PROBLEM:
Retype each entry exactly. Skip any pictures.

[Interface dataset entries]
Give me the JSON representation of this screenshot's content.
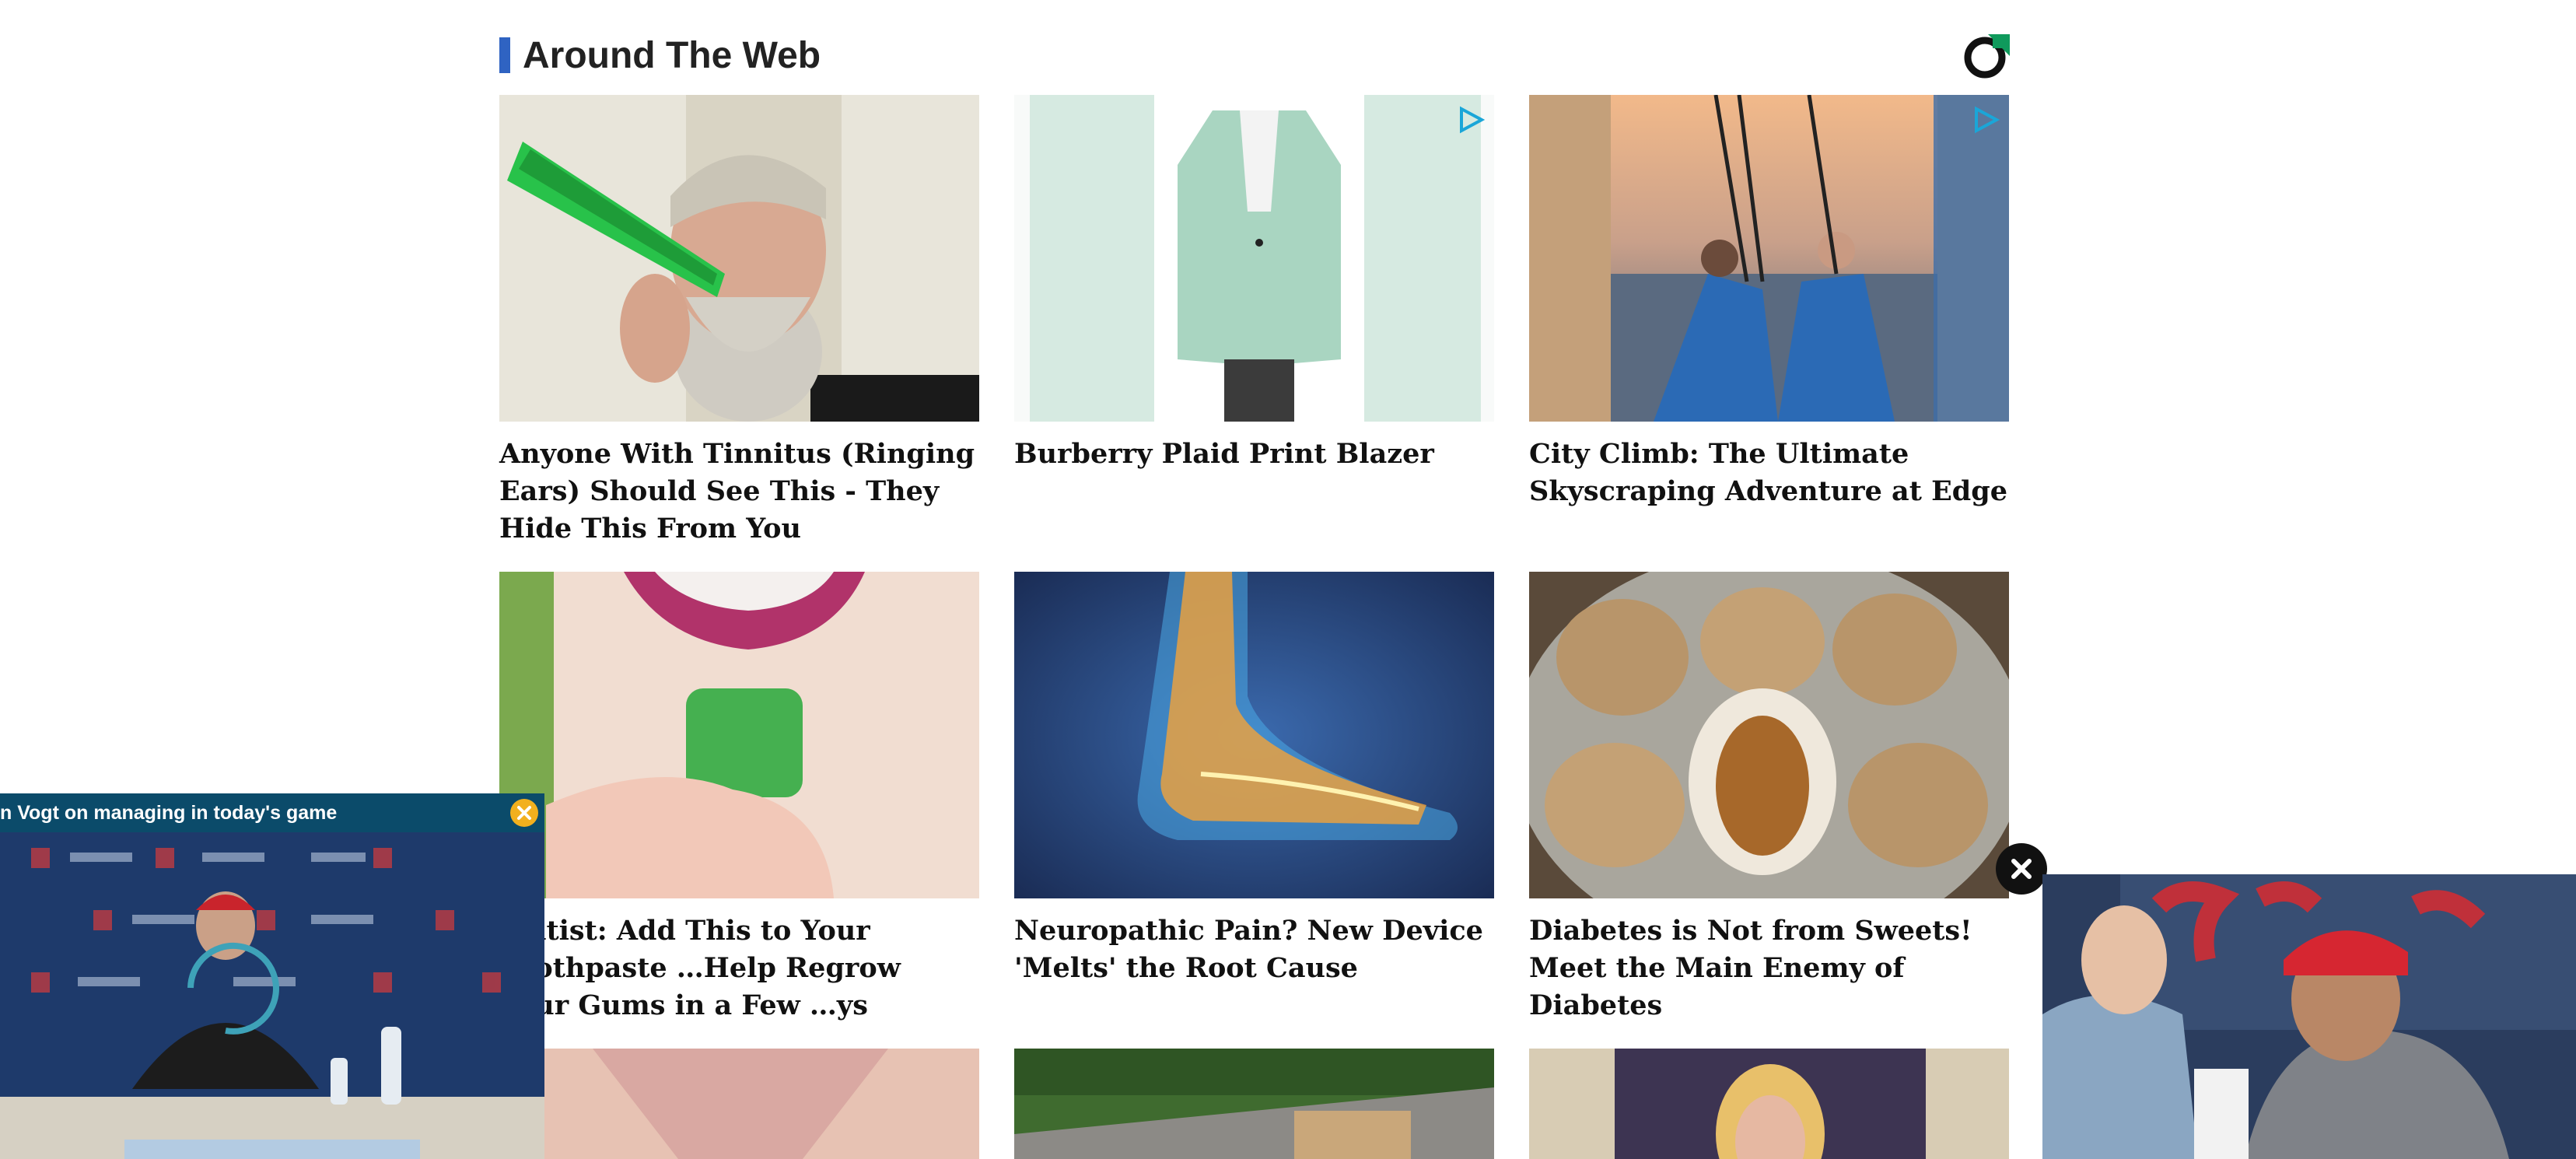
{
  "section": {
    "title": "Around The Web"
  },
  "colors": {
    "accent": "#2f63c2",
    "logo_green": "#0f9a5c",
    "popup_bar": "#0b4b6a",
    "popup_close": "#f2b01e"
  },
  "cards": [
    {
      "headline": "Anyone With Tinnitus (Ringing Ears) Should See This - They Hide This From You",
      "image": "man-with-green-bottle-at-ear",
      "sponsored_icon": false
    },
    {
      "headline": "Burberry Plaid Print Blazer",
      "image": "mint-plaid-blazer",
      "sponsored_icon": true
    },
    {
      "headline": "City Climb: The Ultimate Skyscraping Adventure at Edge",
      "image": "two-climbers-over-city",
      "sponsored_icon": true
    },
    {
      "headline": "…ntist: Add This to Your Toothpaste …Help Regrow Your Gums in a Few …ys",
      "image": "green-gummy-cube",
      "sponsored_icon": false
    },
    {
      "headline": "Neuropathic Pain? New Device 'Melts' the Root Cause",
      "image": "glowing-foot-xray",
      "sponsored_icon": false
    },
    {
      "headline": "Diabetes is Not from Sweets! Meet the Main Enemy of Diabetes",
      "image": "walnuts-bowl",
      "sponsored_icon": false
    },
    {
      "headline": "",
      "image": "partial-pink-top",
      "sponsored_icon": false
    },
    {
      "headline": "",
      "image": "roof-with-trees",
      "sponsored_icon": false
    },
    {
      "headline": "",
      "image": "woman-poster",
      "sponsored_icon": false
    }
  ],
  "video_left": {
    "title": "n Vogt on managing in today's game"
  },
  "icons": {
    "logo": "brand-logo-icon",
    "adchoice": "adchoices-icon",
    "close": "close-icon"
  }
}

ANSWER TO THIS PROBLEM:
Give me the JSON representation of this screenshot's content.
{
  "section": {
    "title": "Around The Web"
  },
  "colors": {
    "accent": "#2f63c2",
    "logo_green": "#0f9a5c",
    "popup_bar": "#0b4b6a",
    "popup_close": "#f2b01e"
  },
  "cards": [
    {
      "headline": "Anyone With Tinnitus (Ringing Ears) Should See This - They Hide This From You",
      "image": "man-with-green-bottle-at-ear",
      "sponsored_icon": false
    },
    {
      "headline": "Burberry Plaid Print Blazer",
      "image": "mint-plaid-blazer",
      "sponsored_icon": true
    },
    {
      "headline": "City Climb: The Ultimate Skyscraping Adventure at Edge",
      "image": "two-climbers-over-city",
      "sponsored_icon": true
    },
    {
      "headline": "…ntist: Add This to Your Toothpaste …Help Regrow Your Gums in a Few …ys",
      "image": "green-gummy-cube",
      "sponsored_icon": false
    },
    {
      "headline": "Neuropathic Pain? New Device 'Melts' the Root Cause",
      "image": "glowing-foot-xray",
      "sponsored_icon": false
    },
    {
      "headline": "Diabetes is Not from Sweets! Meet the Main Enemy of Diabetes",
      "image": "walnuts-bowl",
      "sponsored_icon": false
    },
    {
      "headline": "",
      "image": "partial-pink-top",
      "sponsored_icon": false
    },
    {
      "headline": "",
      "image": "roof-with-trees",
      "sponsored_icon": false
    },
    {
      "headline": "",
      "image": "woman-poster",
      "sponsored_icon": false
    }
  ],
  "video_left": {
    "title": "n Vogt on managing in today's game"
  },
  "icons": {
    "logo": "brand-logo-icon",
    "adchoice": "adchoices-icon",
    "close": "close-icon"
  }
}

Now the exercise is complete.